Upon arrival at the hospital, after changing out of my cool Jack Skellington pajamas into their ugly hospital robe, the nurse checked me. I was shocked when she told me I was dilated to 7 cm. She asked if I had called my OB… umm, no. But I was obsessing about calling my job to let them know I wouldn’t be in, but everyone kept declining my requests. The nurse exited my curtained area to call my OB, and a huge contraction waved over me and my water broke. As exciting and startling as that was, my first thought was, “Oh bummer, now I don’t get to use those awesome jacuzzi tubs in the delivery room.” It was at that point that I finally accepted that I was really in labor.
My blood pressure was running a little on the high end and I was encouraged to relax and breathe deeply — yay for the Bradley classes and all the practicing we had done! With my team’s encouragement, I was able to relax and lower it to a more acceptable level. At one point, the contractions became painful, but my doula applied counterpressure and it reverted to the feeling of intense pressure. My doula then whispered to my husband that I was in transition and I expected the pain to increase, but it really didn’t.

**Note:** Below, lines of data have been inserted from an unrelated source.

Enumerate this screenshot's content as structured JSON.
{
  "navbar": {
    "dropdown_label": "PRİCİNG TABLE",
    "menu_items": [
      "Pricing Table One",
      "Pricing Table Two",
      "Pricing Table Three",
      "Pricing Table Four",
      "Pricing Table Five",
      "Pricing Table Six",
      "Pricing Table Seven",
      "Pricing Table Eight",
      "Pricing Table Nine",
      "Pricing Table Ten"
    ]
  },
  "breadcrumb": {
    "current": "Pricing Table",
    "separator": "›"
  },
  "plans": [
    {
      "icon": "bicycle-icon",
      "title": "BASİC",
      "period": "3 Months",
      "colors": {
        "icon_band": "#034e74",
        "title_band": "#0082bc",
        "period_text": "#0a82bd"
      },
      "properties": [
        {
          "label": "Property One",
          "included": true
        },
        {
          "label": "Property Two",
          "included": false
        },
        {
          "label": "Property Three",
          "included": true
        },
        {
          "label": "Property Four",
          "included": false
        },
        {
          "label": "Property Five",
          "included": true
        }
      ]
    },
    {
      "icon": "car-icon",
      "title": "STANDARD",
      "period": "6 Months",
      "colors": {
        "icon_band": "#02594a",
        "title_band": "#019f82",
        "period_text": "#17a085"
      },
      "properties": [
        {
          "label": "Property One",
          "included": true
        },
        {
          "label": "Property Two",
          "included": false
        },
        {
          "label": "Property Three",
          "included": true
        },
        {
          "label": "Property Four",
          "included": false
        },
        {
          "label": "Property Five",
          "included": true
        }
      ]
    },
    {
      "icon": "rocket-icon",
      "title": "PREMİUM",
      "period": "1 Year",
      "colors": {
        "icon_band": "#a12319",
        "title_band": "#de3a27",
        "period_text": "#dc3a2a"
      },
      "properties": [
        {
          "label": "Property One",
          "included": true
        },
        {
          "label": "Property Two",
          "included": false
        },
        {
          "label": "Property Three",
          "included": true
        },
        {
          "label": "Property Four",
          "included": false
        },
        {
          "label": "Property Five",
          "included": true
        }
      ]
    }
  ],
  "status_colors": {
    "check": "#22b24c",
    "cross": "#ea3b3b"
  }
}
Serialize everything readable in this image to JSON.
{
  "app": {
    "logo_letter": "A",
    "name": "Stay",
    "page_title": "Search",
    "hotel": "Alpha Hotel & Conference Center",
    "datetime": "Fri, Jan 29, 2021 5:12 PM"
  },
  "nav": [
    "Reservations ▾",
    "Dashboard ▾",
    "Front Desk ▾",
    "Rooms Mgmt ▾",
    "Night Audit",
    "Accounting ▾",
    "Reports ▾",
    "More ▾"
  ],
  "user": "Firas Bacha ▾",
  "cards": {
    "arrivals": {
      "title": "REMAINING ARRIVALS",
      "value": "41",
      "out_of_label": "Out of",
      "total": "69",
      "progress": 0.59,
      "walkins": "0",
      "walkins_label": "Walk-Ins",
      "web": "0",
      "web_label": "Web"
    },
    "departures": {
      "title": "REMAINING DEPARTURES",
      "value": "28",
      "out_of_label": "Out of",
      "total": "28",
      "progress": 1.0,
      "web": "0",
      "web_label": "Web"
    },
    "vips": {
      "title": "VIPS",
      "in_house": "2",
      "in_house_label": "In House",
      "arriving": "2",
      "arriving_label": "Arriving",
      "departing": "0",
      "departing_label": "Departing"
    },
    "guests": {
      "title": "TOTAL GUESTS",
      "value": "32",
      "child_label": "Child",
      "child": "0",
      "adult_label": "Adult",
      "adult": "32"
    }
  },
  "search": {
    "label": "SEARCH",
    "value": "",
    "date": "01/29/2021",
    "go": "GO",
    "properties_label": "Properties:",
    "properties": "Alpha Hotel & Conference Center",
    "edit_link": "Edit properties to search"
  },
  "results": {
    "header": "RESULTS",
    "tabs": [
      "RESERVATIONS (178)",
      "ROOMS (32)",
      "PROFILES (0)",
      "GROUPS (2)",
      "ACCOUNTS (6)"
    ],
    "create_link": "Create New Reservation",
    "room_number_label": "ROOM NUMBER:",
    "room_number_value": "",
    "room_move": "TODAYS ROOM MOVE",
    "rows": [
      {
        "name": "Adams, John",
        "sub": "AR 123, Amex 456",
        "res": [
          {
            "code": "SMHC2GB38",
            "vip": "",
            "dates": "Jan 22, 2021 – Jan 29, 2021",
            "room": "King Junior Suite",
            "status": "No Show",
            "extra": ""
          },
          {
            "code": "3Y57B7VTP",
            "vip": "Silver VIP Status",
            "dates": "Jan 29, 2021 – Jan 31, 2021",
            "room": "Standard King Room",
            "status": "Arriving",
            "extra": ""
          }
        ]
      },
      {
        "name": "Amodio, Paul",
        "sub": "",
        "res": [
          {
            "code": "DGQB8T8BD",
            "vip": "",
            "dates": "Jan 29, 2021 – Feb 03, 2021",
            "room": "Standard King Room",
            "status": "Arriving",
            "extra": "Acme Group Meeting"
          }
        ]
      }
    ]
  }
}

The pressure increased to the point where I felt like I needed to push, and I was checked again and was given the OK to do so, which kind of amused me because, at that point, it wasn’t something that I couldn’t do. I remembered from the tour of the hospital that “when the lights come out of the ceiling, you know it’s show time.” Dun, dun dun… the lights came out of the ceiling.
I attempted to follow their direction on pushing, but it became easier for me to self direct since I was able to feel the contractions beginning and ending. I asked several times whether Baby was in stress, and was assured an equal amount of times that he was fine. Since there had been meconium in the water, my OB had requested the NICU team be present, as well as a second doctor to help catch our son when he was born. Given my fear of perineal tearing, I felt as if the pushing was taking forever, but at the same time I knew that the slower I went the more time I gave my skin to stretch… and since baby was fine, I took my time.
Our son’s head emerged, and then the nurse did a maneuver to bring his shoulders through (avoiding shoulder dystocia), that although she had warned us what she was going to do, it was still a bit startling. And, so it was, that 6 hours and 42 minutes of labor yielded the birth of our son at 10:53 AM on December 8, 2011. Despite the meconium in his fluid, he was fine. More than fine, actually, as his APGAR ratings were 8 and 9. One of the first things I told my OB after William was birthed was that I needed to cancel my appointment the next morning… and I also told her that I guess I had proven her wrong, no C-Section needed. I am in awe, to this day, that I was able to birth a baby who weighed an astonishing 10 pounds 11 ounces without an epidural or pain meds or tearing. That because of the insane amount of lap swimming and diet restriction that I did, I gained a mere 24.5 pounds… and much of that, quite literally, was William.
The entire process felt like a dance to me, The Labor Dance, I called it. The event, while simple in words — “I gave birth” — was actually a much more involved event with me doing what I had to do and my son had a job to do, too, moving and aligning himself properly. We both had to tolerate a great deal of stress, as labor is a very physically intense event. But really, it was the two of us, working together, supported by our team, to bring him into this world… so we could become a family. I also loved that Tony was there through every bit of it, helping me through the contractions, helping me with my labor positions, providing emotional support and, best of all, cutting the umbilical cord. But really? The best part of all, was that this wasn’t an ending, it was the beginning.